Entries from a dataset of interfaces
******

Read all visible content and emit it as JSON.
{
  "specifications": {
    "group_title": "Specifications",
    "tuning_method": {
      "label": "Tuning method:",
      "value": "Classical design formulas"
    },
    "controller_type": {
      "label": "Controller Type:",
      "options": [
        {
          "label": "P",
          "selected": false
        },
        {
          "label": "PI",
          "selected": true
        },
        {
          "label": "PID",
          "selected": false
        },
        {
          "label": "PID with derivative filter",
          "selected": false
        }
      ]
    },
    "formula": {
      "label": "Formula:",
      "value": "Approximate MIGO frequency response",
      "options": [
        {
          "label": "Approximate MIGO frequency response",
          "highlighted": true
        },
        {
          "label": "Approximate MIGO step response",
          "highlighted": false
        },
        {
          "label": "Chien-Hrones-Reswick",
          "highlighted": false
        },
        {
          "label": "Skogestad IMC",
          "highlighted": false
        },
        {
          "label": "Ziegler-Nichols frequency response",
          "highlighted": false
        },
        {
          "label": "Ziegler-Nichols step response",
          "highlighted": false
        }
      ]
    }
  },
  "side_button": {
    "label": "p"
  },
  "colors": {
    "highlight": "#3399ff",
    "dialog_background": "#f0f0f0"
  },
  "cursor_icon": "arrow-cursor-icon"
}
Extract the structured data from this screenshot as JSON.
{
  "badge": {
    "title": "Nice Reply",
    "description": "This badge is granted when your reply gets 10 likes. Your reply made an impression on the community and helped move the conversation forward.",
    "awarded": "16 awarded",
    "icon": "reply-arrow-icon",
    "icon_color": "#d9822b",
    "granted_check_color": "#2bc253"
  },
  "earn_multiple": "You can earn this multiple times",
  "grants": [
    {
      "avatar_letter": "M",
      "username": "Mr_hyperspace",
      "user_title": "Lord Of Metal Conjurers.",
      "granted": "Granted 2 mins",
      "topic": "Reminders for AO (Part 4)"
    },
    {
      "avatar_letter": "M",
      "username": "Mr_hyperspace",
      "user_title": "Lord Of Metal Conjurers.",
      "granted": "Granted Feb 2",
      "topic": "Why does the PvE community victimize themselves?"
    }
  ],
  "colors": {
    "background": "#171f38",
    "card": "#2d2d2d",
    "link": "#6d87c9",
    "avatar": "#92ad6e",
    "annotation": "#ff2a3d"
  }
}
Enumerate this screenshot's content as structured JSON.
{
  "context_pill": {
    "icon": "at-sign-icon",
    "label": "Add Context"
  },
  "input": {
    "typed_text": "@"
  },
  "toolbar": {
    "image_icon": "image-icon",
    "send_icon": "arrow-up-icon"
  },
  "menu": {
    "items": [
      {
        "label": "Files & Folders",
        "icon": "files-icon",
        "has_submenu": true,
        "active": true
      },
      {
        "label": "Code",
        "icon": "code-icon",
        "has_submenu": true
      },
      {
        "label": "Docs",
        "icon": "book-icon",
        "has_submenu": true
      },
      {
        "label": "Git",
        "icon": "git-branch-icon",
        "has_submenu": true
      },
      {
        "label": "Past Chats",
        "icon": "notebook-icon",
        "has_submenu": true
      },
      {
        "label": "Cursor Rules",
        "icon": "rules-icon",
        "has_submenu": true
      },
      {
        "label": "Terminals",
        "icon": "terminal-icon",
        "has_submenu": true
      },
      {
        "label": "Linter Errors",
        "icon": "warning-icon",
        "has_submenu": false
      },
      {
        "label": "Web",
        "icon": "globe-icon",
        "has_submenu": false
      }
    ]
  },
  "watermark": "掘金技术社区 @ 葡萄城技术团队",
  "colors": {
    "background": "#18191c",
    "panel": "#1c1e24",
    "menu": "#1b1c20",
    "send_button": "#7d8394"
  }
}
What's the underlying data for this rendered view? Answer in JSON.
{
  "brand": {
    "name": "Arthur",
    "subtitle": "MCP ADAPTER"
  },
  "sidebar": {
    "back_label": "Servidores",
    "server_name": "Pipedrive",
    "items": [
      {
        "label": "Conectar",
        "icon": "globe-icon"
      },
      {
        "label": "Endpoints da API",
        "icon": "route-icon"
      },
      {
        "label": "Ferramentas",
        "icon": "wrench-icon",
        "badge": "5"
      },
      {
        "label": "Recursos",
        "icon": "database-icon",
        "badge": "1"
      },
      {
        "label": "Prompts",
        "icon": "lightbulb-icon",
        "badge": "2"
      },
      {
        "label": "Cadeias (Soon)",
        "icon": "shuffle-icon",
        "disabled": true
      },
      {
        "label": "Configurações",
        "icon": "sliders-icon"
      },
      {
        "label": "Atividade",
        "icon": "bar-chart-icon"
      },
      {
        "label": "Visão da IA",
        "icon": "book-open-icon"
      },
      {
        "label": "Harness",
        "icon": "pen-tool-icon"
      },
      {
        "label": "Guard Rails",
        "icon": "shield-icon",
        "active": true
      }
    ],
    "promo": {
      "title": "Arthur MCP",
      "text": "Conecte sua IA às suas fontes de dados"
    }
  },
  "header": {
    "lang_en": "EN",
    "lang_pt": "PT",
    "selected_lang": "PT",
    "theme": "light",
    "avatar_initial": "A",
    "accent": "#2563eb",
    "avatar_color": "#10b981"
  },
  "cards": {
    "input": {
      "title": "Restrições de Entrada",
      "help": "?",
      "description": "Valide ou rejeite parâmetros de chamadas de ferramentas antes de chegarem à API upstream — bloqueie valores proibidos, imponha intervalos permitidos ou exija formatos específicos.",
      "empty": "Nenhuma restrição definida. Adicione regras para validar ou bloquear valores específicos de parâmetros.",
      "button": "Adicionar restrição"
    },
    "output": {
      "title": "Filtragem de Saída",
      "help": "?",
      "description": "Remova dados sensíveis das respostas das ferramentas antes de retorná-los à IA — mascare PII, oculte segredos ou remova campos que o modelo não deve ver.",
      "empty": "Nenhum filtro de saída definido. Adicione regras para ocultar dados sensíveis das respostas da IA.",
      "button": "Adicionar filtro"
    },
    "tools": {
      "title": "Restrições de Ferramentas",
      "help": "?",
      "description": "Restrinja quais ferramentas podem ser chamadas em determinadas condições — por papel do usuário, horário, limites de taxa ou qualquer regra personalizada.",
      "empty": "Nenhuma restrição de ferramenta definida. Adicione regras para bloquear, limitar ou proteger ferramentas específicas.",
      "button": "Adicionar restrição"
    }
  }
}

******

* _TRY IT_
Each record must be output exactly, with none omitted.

* _SOLUTION TO THE EXERCISE_
Read all visible content and emit it as JSON.
{
  "specifications": {
    "group_title": "Specifications",
    "tuning_method": {
      "label": "Tuning method:",
      "value": "Classical design formulas"
    },
    "controller_type": {
      "label": "Controller Type:",
      "options": [
        {
          "label": "P",
          "selected": false
        },
        {
          "label": "PI",
          "selected": true
        },
        {
          "label": "PID",
          "selected": false
        },
        {
          "label": "PID with derivative filter",
          "selected": false
        }
      ]
    },
    "formula": {
      "label": "Formula:",
      "value": "Approximate MIGO frequency response",
      "options": [
        {
          "label": "Approximate MIGO frequency response",
          "highlighted": true
        },
        {
          "label": "Approximate MIGO step response",
          "highlighted": false
        },
        {
          "label": "Chien-Hrones-Reswick",
          "highlighted": false
        },
        {
          "label": "Skogestad IMC",
          "highlighted": false
        },
        {
          "label": "Ziegler-Nichols frequency response",
          "highlighted": false
        },
        {
          "label": "Ziegler-Nichols step response",
          "highlighted": false
        }
      ]
    }
  },
  "side_button": {
    "label": "p"
  },
  "colors": {
    "highlight": "#3399ff",
    "dialog_background": "#f0f0f0"
  },
  "cursor_icon": "arrow-cursor-icon"
}
Extract the structured data from this screenshot as JSON.
{
  "badge": {
    "title": "Nice Reply",
    "description": "This badge is granted when your reply gets 10 likes. Your reply made an impression on the community and helped move the conversation forward.",
    "awarded": "16 awarded",
    "icon": "reply-arrow-icon",
    "icon_color": "#d9822b",
    "granted_check_color": "#2bc253"
  },
  "earn_multiple": "You can earn this multiple times",
  "grants": [
    {
      "avatar_letter": "M",
      "username": "Mr_hyperspace",
      "user_title": "Lord Of Metal Conjurers.",
      "granted": "Granted 2 mins",
      "topic": "Reminders for AO (Part 4)"
    },
    {
      "avatar_letter": "M",
      "username": "Mr_hyperspace",
      "user_title": "Lord Of Metal Conjurers.",
      "granted": "Granted Feb 2",
      "topic": "Why does the PvE community victimize themselves?"
    }
  ],
  "colors": {
    "background": "#171f38",
    "card": "#2d2d2d",
    "link": "#6d87c9",
    "avatar": "#92ad6e",
    "annotation": "#ff2a3d"
  }
}
Enumerate this screenshot's content as structured JSON.
{
  "context_pill": {
    "icon": "at-sign-icon",
    "label": "Add Context"
  },
  "input": {
    "typed_text": "@"
  },
  "toolbar": {
    "image_icon": "image-icon",
    "send_icon": "arrow-up-icon"
  },
  "menu": {
    "items": [
      {
        "label": "Files & Folders",
        "icon": "files-icon",
        "has_submenu": true,
        "active": true
      },
      {
        "label": "Code",
        "icon": "code-icon",
        "has_submenu": true
      },
      {
        "label": "Docs",
        "icon": "book-icon",
        "has_submenu": true
      },
      {
        "label": "Git",
        "icon": "git-branch-icon",
        "has_submenu": true
      },
      {
        "label": "Past Chats",
        "icon": "notebook-icon",
        "has_submenu": true
      },
      {
        "label": "Cursor Rules",
        "icon": "rules-icon",
        "has_submenu": true
      },
      {
        "label": "Terminals",
        "icon": "terminal-icon",
        "has_submenu": true
      },
      {
        "label": "Linter Errors",
        "icon": "warning-icon",
        "has_submenu": false
      },
      {
        "label": "Web",
        "icon": "globe-icon",
        "has_submenu": false
      }
    ]
  },
  "watermark": "掘金技术社区 @ 葡萄城技术团队",
  "colors": {
    "background": "#18191c",
    "panel": "#1c1e24",
    "menu": "#1b1c20",
    "send_button": "#7d8394"
  }
}
What's the underlying data for this rendered view? Answer in JSON.
{
  "brand": {
    "name": "Arthur",
    "subtitle": "MCP ADAPTER"
  },
  "sidebar": {
    "back_label": "Servidores",
    "server_name": "Pipedrive",
    "items": [
      {
        "label": "Conectar",
        "icon": "globe-icon"
      },
      {
        "label": "Endpoints da API",
        "icon": "route-icon"
      },
      {
        "label": "Ferramentas",
        "icon": "wrench-icon",
        "badge": "5"
      },
      {
        "label": "Recursos",
        "icon": "database-icon",
        "badge": "1"
      },
      {
        "label": "Prompts",
        "icon": "lightbulb-icon",
        "badge": "2"
      },
      {
        "label": "Cadeias (Soon)",
        "icon": "shuffle-icon",
        "disabled": true
      },
      {
        "label": "Configurações",
        "icon": "sliders-icon"
      },
      {
        "label": "Atividade",
        "icon": "bar-chart-icon"
      },
      {
        "label": "Visão da IA",
        "icon": "book-open-icon"
      },
      {
        "label": "Harness",
        "icon": "pen-tool-icon"
      },
      {
        "label": "Guard Rails",
        "icon": "shield-icon",
        "active": true
      }
    ],
    "promo": {
      "title": "Arthur MCP",
      "text": "Conecte sua IA às suas fontes de dados"
    }
  },
  "header": {
    "lang_en": "EN",
    "lang_pt": "PT",
    "selected_lang": "PT",
    "theme": "light",
    "avatar_initial": "A",
    "accent": "#2563eb",
    "avatar_color": "#10b981"
  },
  "cards": {
    "input": {
      "title": "Restrições de Entrada",
      "help": "?",
      "description": "Valide ou rejeite parâmetros de chamadas de ferramentas antes de chegarem à API upstream — bloqueie valores proibidos, imponha intervalos permitidos ou exija formatos específicos.",
      "empty": "Nenhuma restrição definida. Adicione regras para validar ou bloquear valores específicos de parâmetros.",
      "button": "Adicionar restrição"
    },
    "output": {
      "title": "Filtragem de Saída",
      "help": "?",
      "description": "Remova dados sensíveis das respostas das ferramentas antes de retorná-los à IA — mascare PII, oculte segredos ou remova campos que o modelo não deve ver.",
      "empty": "Nenhum filtro de saída definido. Adicione regras para ocultar dados sensíveis das respostas da IA.",
      "button": "Adicionar filtro"
    },
    "tools": {
      "title": "Restrições de Ferramentas",
      "help": "?",
      "description": "Restrinja quais ferramentas podem ser chamadas em determinadas condições — por papel do usuário, horário, limites de taxa ou qualquer regra personalizada.",
      "empty": "Nenhuma restrição de ferramenta definida. Adicione regras para bloquear, limitar ou proteger ferramentas específicas.",
      "button": "Adicionar restrição"
    }
  }
}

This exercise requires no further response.